In case you haven’t heard, dairy milk has consistently been linked to causing osteoporosis and bone loss. A study published by JAMA Pediatrics this year, followed over 100,000 men and women for more than two decades, from their teenage years into their adulthood. Those who consumed dairy milk were found to have no greater protection against fractures or bone loss compared to those who didn’t consume dairy milk. However, a study in THE BMJ found that increased dairy consumption was associated with a much greater risk of bone fractures and death. Well now, there’s something you won’t see on the “Got Milk?” campaign slogan!
Something Else The Dairy Industry is Hiding
Aside from health, let’s talk about the low down and dirty on the environment- something most people don’t think about when turning up a glass of moo milk. There are 270 million dairy cows in the United States used for milk production. Cow’s manure and dairy milk processing contributes to higher levels of CO2 from greenhouse gas emissions, which also has a negative impact on climate change. This not only means we’re breathing all of these gases and emissions from manure back in, but also means that the manure, pesticides, hormones, and herbicides used for feeding dairy cowsare being dumped back into our local water resources by irresponsible dairy milk producers.

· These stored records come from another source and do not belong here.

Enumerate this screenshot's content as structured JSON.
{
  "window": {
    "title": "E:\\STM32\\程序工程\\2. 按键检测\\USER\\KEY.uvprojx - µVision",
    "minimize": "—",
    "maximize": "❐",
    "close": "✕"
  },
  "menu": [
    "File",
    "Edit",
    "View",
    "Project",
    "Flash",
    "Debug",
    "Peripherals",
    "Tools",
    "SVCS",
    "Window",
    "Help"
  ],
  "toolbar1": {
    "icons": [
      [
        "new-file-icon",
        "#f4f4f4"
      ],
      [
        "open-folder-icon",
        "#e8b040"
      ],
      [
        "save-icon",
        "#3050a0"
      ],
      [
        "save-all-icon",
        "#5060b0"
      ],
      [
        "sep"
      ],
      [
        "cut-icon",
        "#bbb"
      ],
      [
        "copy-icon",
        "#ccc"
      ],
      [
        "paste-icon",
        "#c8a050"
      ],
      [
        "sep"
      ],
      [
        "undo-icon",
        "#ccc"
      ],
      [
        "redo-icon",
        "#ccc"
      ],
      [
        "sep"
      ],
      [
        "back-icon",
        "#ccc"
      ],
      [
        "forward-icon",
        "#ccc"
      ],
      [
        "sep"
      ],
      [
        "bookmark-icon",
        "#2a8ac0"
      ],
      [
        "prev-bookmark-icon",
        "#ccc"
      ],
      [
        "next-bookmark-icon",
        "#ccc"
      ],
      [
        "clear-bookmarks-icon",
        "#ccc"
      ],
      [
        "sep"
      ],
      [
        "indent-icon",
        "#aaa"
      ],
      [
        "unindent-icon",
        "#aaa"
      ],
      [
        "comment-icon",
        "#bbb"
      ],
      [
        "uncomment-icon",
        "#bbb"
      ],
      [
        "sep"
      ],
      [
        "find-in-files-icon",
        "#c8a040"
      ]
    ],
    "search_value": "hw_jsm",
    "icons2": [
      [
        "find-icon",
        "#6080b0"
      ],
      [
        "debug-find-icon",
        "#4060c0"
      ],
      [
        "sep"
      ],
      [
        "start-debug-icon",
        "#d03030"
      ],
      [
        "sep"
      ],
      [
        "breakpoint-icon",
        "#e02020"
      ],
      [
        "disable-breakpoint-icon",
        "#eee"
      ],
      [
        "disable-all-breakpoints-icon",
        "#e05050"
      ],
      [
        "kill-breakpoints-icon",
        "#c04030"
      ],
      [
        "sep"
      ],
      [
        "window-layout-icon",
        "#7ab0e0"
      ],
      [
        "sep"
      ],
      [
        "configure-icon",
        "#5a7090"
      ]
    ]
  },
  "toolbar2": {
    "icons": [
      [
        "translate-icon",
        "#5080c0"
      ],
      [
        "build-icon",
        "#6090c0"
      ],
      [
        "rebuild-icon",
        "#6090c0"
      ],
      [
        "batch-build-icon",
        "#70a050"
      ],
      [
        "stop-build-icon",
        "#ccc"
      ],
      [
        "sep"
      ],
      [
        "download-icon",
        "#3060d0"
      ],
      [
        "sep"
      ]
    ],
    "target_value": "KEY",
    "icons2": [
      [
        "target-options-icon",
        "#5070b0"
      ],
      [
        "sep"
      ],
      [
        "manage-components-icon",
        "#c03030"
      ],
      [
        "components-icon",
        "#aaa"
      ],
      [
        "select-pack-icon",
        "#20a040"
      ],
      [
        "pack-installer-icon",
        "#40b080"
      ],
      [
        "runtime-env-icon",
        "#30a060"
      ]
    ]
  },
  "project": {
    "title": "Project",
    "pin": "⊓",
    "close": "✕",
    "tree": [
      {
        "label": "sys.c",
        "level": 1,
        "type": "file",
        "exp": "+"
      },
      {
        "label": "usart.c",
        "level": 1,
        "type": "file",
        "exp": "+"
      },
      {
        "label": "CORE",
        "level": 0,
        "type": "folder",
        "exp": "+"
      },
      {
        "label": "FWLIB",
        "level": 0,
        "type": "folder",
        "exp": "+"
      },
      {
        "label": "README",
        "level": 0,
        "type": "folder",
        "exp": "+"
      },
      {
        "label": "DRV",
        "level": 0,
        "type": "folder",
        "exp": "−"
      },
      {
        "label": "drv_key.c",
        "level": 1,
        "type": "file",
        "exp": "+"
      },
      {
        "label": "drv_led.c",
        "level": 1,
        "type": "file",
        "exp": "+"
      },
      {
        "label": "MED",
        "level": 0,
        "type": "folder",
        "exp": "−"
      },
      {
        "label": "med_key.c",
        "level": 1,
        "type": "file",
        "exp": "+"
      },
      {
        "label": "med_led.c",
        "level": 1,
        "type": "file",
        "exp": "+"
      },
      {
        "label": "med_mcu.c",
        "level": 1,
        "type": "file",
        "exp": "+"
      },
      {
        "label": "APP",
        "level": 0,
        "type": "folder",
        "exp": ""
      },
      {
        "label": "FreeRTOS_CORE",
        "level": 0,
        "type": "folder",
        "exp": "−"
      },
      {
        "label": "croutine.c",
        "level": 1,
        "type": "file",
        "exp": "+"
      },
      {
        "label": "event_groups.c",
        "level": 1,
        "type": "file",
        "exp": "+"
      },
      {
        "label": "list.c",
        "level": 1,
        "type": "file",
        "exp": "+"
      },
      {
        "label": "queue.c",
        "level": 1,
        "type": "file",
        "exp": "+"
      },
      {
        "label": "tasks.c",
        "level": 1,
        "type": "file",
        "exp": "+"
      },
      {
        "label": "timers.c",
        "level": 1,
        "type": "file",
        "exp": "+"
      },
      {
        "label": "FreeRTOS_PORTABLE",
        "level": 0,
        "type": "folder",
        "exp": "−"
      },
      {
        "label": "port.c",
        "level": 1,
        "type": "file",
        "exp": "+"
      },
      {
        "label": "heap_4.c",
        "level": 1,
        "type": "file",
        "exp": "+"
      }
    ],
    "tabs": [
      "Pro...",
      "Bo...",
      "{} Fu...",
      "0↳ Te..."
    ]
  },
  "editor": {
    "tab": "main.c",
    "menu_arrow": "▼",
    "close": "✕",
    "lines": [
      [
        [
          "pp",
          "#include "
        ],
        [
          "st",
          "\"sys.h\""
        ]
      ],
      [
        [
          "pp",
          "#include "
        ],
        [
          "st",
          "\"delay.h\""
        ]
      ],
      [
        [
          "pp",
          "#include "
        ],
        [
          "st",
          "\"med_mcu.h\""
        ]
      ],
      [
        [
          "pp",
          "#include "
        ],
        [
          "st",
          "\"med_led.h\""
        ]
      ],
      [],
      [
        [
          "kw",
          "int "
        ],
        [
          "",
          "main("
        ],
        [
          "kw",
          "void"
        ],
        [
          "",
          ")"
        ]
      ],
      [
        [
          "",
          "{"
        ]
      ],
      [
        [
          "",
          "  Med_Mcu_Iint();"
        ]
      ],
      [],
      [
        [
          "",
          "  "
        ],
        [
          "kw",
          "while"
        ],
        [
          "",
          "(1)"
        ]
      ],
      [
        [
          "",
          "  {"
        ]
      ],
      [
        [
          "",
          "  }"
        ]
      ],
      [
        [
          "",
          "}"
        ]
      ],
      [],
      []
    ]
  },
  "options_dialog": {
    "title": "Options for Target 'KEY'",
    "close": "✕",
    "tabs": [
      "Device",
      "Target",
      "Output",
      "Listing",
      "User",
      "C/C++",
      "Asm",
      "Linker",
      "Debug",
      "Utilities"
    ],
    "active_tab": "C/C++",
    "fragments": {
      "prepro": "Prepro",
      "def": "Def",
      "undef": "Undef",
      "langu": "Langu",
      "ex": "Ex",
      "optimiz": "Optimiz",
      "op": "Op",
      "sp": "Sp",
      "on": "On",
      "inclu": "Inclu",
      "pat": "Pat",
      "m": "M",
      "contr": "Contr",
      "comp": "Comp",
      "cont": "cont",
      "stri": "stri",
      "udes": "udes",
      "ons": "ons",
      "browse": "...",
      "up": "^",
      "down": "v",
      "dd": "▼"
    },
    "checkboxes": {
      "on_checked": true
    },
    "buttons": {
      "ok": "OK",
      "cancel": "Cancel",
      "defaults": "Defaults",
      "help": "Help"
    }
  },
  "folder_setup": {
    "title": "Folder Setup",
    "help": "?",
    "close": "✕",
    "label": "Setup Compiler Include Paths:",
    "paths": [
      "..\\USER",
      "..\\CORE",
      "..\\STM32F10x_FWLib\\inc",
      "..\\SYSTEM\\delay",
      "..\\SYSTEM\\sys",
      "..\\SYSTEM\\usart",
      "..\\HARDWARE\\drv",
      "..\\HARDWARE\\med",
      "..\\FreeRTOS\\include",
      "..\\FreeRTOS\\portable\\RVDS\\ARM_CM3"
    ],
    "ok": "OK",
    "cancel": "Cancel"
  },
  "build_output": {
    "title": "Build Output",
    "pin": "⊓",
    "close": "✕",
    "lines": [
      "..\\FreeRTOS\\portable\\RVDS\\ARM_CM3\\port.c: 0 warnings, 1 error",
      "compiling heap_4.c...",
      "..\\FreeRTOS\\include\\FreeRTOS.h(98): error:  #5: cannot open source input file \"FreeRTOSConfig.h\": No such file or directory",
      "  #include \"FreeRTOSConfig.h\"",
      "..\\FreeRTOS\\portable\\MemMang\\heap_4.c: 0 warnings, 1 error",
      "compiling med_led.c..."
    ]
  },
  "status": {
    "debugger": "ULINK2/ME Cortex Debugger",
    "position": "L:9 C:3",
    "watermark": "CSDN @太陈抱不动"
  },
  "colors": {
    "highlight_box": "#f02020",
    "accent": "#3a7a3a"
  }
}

Don’t trust a milk label- it’s designed to make you think you need milk to be healthy and you don’t.Protein and calcium are found abundantly in plants, and plant-based milks are an incredible alternative to dairy-based milk. Ditching dairy– now that’s what really does a body good.
Image Source: Andrew Magill/Flickr
This content provided above is for informational purposes only and is not a substitute for medical advice, diagnosis or treatment.
A side from hearing that cow’s milk helps bones grow strong, what else do you “know” about it? In the USA, we grow up hearing all about the benefits of dairy milk. We are told we need to drink it to be healthy. But, do we really? Are there any cold, hard facts about milk that contradict this health claim? There certainly are! Here are ten fascinating facts about cow’s milk.
1. Dairy has been linked to a host of health problems!
2. High dairy consumption means a higher rate of osteoporosis.
3. Despite the happy imagery we often see of cows in the grass, dairy farms pollute the Earth.
4. “Dairy Farms?” Or maybe we can call them slaughter houses?
5. The amount of lactose intolerant people is more numerous than you think!
6. Sorry cows – soybeans are far superior to your milk.
7. Got plants?
8. It’s strange when you really stop to think about it, right?
9. Would you like some pus with that glass of milk?
10. Movin’ on over to the green side!
Now that you’ve read the facts, click here for dozens of brands of plant-based milks and hundreds of options to choose from. You’re bound to find one to meet your individual tastes and nutritional needs! Then, check out these fantastic nut milk recipes.
This content provided above is for informational purposes only and is not a substitute for medical advice, diagnosis or treatment.